HR, communications, and marketing departments are tapping into video to enhance their intranets, static websites, and blogs. This can be daunting, especially if you’ve never used a pocket camera before.
Pocket cameras deliver videos that are economical and simple. They give you the ability to use YouTube to deliver stories, late-breaking news, employee communication, and community updates.
Here are 15 things you should keep in mind:
1. Beware of ambient (background) noise. Examples: air conditioners, loud computer humming, road noise, or walking noises. Sudden loud noises are worse than a steady hum of activity. Close doors if possible to avoid access noise.
2. Environment. Find an out-of-the-way spot, but in the subject’s typical environment. Get details of the subject’s routine and daily activities to illustrate their character and core values. When shooting this type of content, treat the video camera like you’re taking a photograph. Compose the shot and clean up the environment, so the area is not cluttered. Never have the tripod or other photo equipment in the video frame.
3. Avoid stripes and other detailed patterns on clothes. Complicated backgrounds are difficult to reproduce on pocket cameras, which have fewer pixels per inch.
4. Interviewees should remain still—unless they are performing an action relevant to filming. Watch out for too much head movement or nodding. Watch for twitches such as playing with their hair or jewelry.

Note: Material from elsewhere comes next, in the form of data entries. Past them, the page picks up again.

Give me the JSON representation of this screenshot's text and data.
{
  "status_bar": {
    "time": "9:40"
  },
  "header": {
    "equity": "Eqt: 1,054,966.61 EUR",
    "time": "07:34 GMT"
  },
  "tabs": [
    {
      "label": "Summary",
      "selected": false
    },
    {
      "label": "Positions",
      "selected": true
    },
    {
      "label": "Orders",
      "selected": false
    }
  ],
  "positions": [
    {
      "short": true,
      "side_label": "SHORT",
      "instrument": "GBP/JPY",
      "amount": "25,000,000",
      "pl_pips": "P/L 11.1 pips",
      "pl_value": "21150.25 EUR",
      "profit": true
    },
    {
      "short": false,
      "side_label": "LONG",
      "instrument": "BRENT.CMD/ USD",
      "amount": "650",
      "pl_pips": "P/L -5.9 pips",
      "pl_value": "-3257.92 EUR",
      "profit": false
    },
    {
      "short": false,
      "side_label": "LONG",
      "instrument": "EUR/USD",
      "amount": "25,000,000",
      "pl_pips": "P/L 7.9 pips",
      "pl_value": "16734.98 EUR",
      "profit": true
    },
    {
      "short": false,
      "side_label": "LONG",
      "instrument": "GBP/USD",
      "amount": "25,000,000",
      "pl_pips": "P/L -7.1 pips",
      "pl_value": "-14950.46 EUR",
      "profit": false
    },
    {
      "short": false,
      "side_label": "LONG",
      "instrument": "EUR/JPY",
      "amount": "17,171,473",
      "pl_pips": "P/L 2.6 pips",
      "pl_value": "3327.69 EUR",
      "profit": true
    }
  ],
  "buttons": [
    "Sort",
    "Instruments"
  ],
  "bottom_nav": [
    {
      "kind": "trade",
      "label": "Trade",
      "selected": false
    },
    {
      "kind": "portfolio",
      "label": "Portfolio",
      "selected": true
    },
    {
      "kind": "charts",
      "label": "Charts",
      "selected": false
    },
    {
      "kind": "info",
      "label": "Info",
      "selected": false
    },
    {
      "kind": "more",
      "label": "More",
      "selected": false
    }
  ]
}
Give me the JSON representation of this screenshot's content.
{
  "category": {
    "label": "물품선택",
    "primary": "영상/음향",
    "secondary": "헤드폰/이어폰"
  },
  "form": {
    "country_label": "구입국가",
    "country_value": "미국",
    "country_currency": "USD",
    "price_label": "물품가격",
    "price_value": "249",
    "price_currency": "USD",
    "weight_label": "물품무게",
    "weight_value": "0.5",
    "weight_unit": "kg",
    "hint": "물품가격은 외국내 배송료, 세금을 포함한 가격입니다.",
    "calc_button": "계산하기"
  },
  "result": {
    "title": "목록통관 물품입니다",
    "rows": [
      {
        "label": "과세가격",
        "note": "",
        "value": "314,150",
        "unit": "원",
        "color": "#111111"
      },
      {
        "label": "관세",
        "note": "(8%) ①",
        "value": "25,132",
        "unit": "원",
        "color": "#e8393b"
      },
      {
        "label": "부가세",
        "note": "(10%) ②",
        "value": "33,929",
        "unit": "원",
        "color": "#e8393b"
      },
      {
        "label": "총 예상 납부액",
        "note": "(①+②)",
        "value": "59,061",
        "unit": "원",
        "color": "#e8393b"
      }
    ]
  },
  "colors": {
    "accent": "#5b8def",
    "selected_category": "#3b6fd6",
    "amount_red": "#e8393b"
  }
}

5. Maintain eye contact with the interviewees throughout filming.
6. Before and after the take, hold the camera motionless on a scene for 10 seconds and let people, cars, and objects move through. If you want to follow or track motion, try to start or stop your movement with a still shot.
7. Have a general goal of what you want the subjects to say. Interview them with easy questions to get them to relax and also to get the info you want to frame the story with.
8. Interviewees should use part of your question as the beginning of their answer. Make sure the videographer remains silent, while the interviewees are responding.
9. Use playback during the interview to review what you have filmed and see if any retakes are needed. Don’t hesitate to do more than one take.
10. B-roll. If you have time, B-roll is a great addition. Extra footage of the scene provides a visual overview and illustrates added detail of the story. It also helps the video in the editing phase if there are “bad” parts of the interview.
11. Making the subject comfortable. When interviewing someone, ask some “softball” questions first to get your subject comfortable. Look for an entry to a deeper discussion. Try to get them to summarize their thoughts in a sentence or two.
12. Have fun. Don’t worry too much about getting it “right.” Good content will compensate for technical difficulties (within reason).
13. Record in one or a few segments. Final product will be easier to deliver rather than trying to “fix” it in editing.
14. Speak at a normal speed. People get nervous and talk faster on camera. If they are a fast talker anyway, ask them to speak more slowly.
15. 30 seconds of video = 75-80 words. 60 seconds = 150-160 words. Every word is precious. Make them count.
Stacy Carter is a partner and creative director for ABZ Design Group.